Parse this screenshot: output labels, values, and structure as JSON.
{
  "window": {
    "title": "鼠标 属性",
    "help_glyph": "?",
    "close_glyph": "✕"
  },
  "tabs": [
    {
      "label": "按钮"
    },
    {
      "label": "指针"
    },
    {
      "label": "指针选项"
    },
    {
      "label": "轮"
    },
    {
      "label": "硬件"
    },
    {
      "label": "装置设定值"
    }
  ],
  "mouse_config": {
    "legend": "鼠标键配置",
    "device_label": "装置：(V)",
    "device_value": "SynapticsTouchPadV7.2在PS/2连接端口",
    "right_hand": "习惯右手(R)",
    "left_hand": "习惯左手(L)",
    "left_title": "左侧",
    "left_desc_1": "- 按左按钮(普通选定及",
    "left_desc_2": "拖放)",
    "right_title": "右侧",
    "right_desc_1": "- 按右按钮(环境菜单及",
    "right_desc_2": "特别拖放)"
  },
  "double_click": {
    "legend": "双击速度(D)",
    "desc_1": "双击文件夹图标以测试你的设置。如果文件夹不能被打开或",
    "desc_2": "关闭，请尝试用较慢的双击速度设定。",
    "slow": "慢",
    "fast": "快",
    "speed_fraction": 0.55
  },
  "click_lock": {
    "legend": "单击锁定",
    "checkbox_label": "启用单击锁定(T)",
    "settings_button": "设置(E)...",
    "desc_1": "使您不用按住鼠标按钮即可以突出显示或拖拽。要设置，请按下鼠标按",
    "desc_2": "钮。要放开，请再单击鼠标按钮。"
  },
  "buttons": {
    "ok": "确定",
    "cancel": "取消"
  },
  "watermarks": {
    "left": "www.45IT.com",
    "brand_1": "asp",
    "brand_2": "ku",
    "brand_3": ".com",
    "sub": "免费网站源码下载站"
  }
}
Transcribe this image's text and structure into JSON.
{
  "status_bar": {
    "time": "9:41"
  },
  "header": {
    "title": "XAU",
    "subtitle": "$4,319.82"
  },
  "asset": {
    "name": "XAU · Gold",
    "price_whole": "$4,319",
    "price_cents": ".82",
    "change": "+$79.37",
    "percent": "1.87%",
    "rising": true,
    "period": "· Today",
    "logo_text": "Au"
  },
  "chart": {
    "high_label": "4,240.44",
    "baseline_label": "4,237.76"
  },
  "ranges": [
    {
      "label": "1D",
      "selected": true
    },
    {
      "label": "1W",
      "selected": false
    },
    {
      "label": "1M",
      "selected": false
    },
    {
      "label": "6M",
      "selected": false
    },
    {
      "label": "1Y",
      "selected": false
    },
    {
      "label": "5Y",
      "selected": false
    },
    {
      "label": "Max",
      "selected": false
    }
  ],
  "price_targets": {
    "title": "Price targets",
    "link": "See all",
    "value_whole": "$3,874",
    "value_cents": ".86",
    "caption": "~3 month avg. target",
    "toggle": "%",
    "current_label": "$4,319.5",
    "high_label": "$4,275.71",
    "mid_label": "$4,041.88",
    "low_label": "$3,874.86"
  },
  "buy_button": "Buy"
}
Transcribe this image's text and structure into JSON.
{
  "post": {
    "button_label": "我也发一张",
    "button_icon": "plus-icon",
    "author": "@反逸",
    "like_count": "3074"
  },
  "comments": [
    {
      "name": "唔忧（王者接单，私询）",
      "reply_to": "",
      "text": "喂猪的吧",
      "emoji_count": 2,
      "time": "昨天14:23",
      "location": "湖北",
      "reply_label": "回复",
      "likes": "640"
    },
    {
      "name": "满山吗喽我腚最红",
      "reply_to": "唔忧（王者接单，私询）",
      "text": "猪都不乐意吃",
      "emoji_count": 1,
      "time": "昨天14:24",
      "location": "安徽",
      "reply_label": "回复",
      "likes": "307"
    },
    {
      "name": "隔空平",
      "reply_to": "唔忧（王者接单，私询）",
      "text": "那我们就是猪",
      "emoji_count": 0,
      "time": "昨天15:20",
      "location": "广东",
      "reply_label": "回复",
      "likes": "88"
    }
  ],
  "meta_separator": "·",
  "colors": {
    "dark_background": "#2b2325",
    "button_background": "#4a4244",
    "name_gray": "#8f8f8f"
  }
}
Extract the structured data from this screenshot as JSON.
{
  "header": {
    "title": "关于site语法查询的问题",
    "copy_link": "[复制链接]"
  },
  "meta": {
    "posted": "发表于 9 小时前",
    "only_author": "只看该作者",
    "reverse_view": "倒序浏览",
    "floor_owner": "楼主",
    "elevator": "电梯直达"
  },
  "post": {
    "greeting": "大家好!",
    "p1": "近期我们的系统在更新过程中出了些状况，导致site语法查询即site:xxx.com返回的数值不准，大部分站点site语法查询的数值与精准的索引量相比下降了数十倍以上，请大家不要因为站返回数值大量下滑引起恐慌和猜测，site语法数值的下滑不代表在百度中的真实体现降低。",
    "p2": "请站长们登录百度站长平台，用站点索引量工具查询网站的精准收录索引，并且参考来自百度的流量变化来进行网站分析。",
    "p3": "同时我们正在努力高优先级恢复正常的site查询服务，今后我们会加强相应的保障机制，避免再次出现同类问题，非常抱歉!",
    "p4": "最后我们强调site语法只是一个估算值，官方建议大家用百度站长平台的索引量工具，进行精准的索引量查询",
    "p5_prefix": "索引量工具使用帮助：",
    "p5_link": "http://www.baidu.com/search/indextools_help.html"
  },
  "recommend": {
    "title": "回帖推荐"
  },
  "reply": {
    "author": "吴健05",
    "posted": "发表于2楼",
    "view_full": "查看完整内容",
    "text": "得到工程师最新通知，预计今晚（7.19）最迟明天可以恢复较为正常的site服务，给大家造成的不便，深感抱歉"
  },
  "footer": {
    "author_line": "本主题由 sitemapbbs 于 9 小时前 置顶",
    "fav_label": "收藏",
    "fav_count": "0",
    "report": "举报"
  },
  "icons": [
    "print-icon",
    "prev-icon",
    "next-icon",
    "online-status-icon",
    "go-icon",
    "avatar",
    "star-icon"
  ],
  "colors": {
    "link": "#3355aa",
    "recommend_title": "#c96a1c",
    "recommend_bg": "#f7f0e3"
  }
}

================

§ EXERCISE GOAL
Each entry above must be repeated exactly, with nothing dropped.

§ ANSWER FOR THE TASK
Parse this screenshot: output labels, values, and structure as JSON.
{
  "window": {
    "title": "鼠标 属性",
    "help_glyph": "?",
    "close_glyph": "✕"
  },
  "tabs": [
    {
      "label": "按钮"
    },
    {
      "label": "指针"
    },
    {
      "label": "指针选项"
    },
    {
      "label": "轮"
    },
    {
      "label": "硬件"
    },
    {
      "label": "装置设定值"
    }
  ],
  "mouse_config": {
    "legend": "鼠标键配置",
    "device_label": "装置：(V)",
    "device_value": "SynapticsTouchPadV7.2在PS/2连接端口",
    "right_hand": "习惯右手(R)",
    "left_hand": "习惯左手(L)",
    "left_title": "左侧",
    "left_desc_1": "- 按左按钮(普通选定及",
    "left_desc_2": "拖放)",
    "right_title": "右侧",
    "right_desc_1": "- 按右按钮(环境菜单及",
    "right_desc_2": "特别拖放)"
  },
  "double_click": {
    "legend": "双击速度(D)",
    "desc_1": "双击文件夹图标以测试你的设置。如果文件夹不能被打开或",
    "desc_2": "关闭，请尝试用较慢的双击速度设定。",
    "slow": "慢",
    "fast": "快",
    "speed_fraction": 0.55
  },
  "click_lock": {
    "legend": "单击锁定",
    "checkbox_label": "启用单击锁定(T)",
    "settings_button": "设置(E)...",
    "desc_1": "使您不用按住鼠标按钮即可以突出显示或拖拽。要设置，请按下鼠标按",
    "desc_2": "钮。要放开，请再单击鼠标按钮。"
  },
  "buttons": {
    "ok": "确定",
    "cancel": "取消"
  },
  "watermarks": {
    "left": "www.45IT.com",
    "brand_1": "asp",
    "brand_2": "ku",
    "brand_3": ".com",
    "sub": "免费网站源码下载站"
  }
}
Transcribe this image's text and structure into JSON.
{
  "status_bar": {
    "time": "9:41"
  },
  "header": {
    "title": "XAU",
    "subtitle": "$4,319.82"
  },
  "asset": {
    "name": "XAU · Gold",
    "price_whole": "$4,319",
    "price_cents": ".82",
    "change": "+$79.37",
    "percent": "1.87%",
    "rising": true,
    "period": "· Today",
    "logo_text": "Au"
  },
  "chart": {
    "high_label": "4,240.44",
    "baseline_label": "4,237.76"
  },
  "ranges": [
    {
      "label": "1D",
      "selected": true
    },
    {
      "label": "1W",
      "selected": false
    },
    {
      "label": "1M",
      "selected": false
    },
    {
      "label": "6M",
      "selected": false
    },
    {
      "label": "1Y",
      "selected": false
    },
    {
      "label": "5Y",
      "selected": false
    },
    {
      "label": "Max",
      "selected": false
    }
  ],
  "price_targets": {
    "title": "Price targets",
    "link": "See all",
    "value_whole": "$3,874",
    "value_cents": ".86",
    "caption": "~3 month avg. target",
    "toggle": "%",
    "current_label": "$4,319.5",
    "high_label": "$4,275.71",
    "mid_label": "$4,041.88",
    "low_label": "$3,874.86"
  },
  "buy_button": "Buy"
}
Transcribe this image's text and structure into JSON.
{
  "post": {
    "button_label": "我也发一张",
    "button_icon": "plus-icon",
    "author": "@反逸",
    "like_count": "3074"
  },
  "comments": [
    {
      "name": "唔忧（王者接单，私询）",
      "reply_to": "",
      "text": "喂猪的吧",
      "emoji_count": 2,
      "time": "昨天14:23",
      "location": "湖北",
      "reply_label": "回复",
      "likes": "640"
    },
    {
      "name": "满山吗喽我腚最红",
      "reply_to": "唔忧（王者接单，私询）",
      "text": "猪都不乐意吃",
      "emoji_count": 1,
      "time": "昨天14:24",
      "location": "安徽",
      "reply_label": "回复",
      "likes": "307"
    },
    {
      "name": "隔空平",
      "reply_to": "唔忧（王者接单，私询）",
      "text": "那我们就是猪",
      "emoji_count": 0,
      "time": "昨天15:20",
      "location": "广东",
      "reply_label": "回复",
      "likes": "88"
    }
  ],
  "meta_separator": "·",
  "colors": {
    "dark_background": "#2b2325",
    "button_background": "#4a4244",
    "name_gray": "#8f8f8f"
  }
}
Extract the structured data from this screenshot as JSON.
{
  "header": {
    "title": "关于site语法查询的问题",
    "copy_link": "[复制链接]"
  },
  "meta": {
    "posted": "发表于 9 小时前",
    "only_author": "只看该作者",
    "reverse_view": "倒序浏览",
    "floor_owner": "楼主",
    "elevator": "电梯直达"
  },
  "post": {
    "greeting": "大家好!",
    "p1": "近期我们的系统在更新过程中出了些状况，导致site语法查询即site:xxx.com返回的数值不准，大部分站点site语法查询的数值与精准的索引量相比下降了数十倍以上，请大家不要因为站返回数值大量下滑引起恐慌和猜测，site语法数值的下滑不代表在百度中的真实体现降低。",
    "p2": "请站长们登录百度站长平台，用站点索引量工具查询网站的精准收录索引，并且参考来自百度的流量变化来进行网站分析。",
    "p3": "同时我们正在努力高优先级恢复正常的site查询服务，今后我们会加强相应的保障机制，避免再次出现同类问题，非常抱歉!",
    "p4": "最后我们强调site语法只是一个估算值，官方建议大家用百度站长平台的索引量工具，进行精准的索引量查询",
    "p5_prefix": "索引量工具使用帮助：",
    "p5_link": "http://www.baidu.com/search/indextools_help.html"
  },
  "recommend": {
    "title": "回帖推荐"
  },
  "reply": {
    "author": "吴健05",
    "posted": "发表于2楼",
    "view_full": "查看完整内容",
    "text": "得到工程师最新通知，预计今晚（7.19）最迟明天可以恢复较为正常的site服务，给大家造成的不便，深感抱歉"
  },
  "footer": {
    "author_line": "本主题由 sitemapbbs 于 9 小时前 置顶",
    "fav_label": "收藏",
    "fav_count": "0",
    "report": "举报"
  },
  "icons": [
    "print-icon",
    "prev-icon",
    "next-icon",
    "online-status-icon",
    "go-icon",
    "avatar",
    "star-icon"
  ],
  "colors": {
    "link": "#3355aa",
    "recommend_title": "#c96a1c",
    "recommend_bg": "#f7f0e3"
  }
}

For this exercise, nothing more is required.